→ **What needs to be done**: Filter the records below, keeping only lines with the string "name".

→ **Supplied material**:
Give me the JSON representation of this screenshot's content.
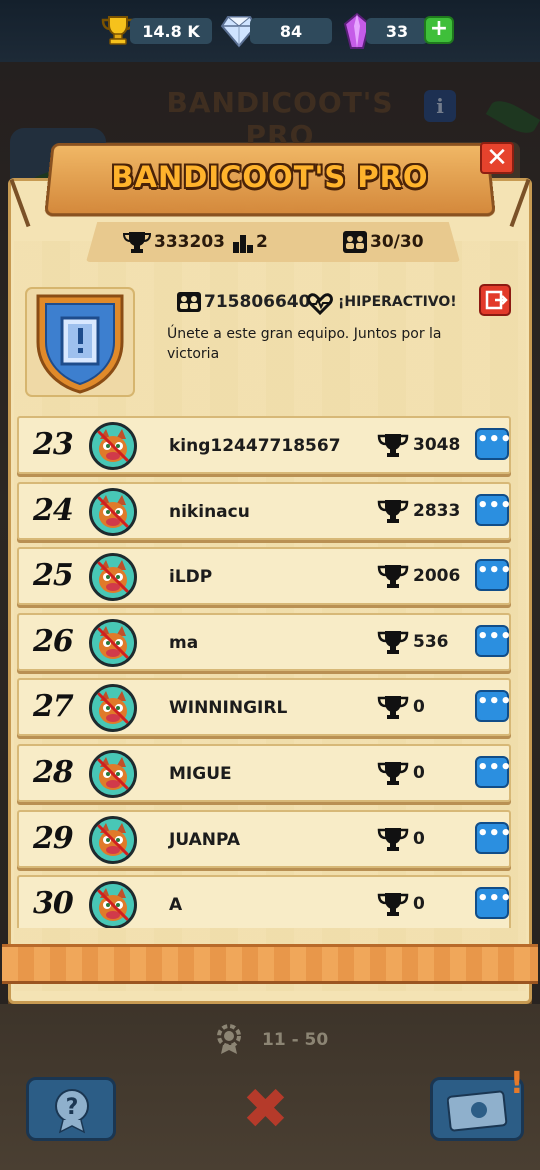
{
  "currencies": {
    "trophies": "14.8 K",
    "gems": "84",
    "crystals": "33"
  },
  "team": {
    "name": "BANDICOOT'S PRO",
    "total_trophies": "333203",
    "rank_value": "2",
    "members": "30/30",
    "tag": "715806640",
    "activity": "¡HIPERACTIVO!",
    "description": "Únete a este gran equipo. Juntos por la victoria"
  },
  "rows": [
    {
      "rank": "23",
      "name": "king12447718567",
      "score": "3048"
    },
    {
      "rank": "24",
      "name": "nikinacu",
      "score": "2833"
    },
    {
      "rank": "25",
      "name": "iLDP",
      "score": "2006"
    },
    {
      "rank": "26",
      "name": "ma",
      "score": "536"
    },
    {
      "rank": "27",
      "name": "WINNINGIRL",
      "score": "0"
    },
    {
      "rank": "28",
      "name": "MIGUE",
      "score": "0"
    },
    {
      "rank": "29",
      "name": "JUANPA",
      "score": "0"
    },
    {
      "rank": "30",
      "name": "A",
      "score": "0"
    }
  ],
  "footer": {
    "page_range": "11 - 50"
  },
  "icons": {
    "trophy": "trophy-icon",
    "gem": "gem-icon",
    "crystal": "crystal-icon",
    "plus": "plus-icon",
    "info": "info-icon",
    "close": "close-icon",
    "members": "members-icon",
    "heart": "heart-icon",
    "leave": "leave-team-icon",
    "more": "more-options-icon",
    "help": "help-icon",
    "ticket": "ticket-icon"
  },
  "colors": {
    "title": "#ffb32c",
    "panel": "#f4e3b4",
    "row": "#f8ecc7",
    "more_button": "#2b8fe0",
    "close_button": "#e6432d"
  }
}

→ **Written reply**:
    "name": "BANDICOOT'S PRO",
      "name": "king12447718567",
      "name": "nikinacu",
      "name": "iLDP",
      "name": "ma",
      "name": "WINNINGIRL",
      "name": "MIGUE",
      "name": "JUANPA",
      "name": "A",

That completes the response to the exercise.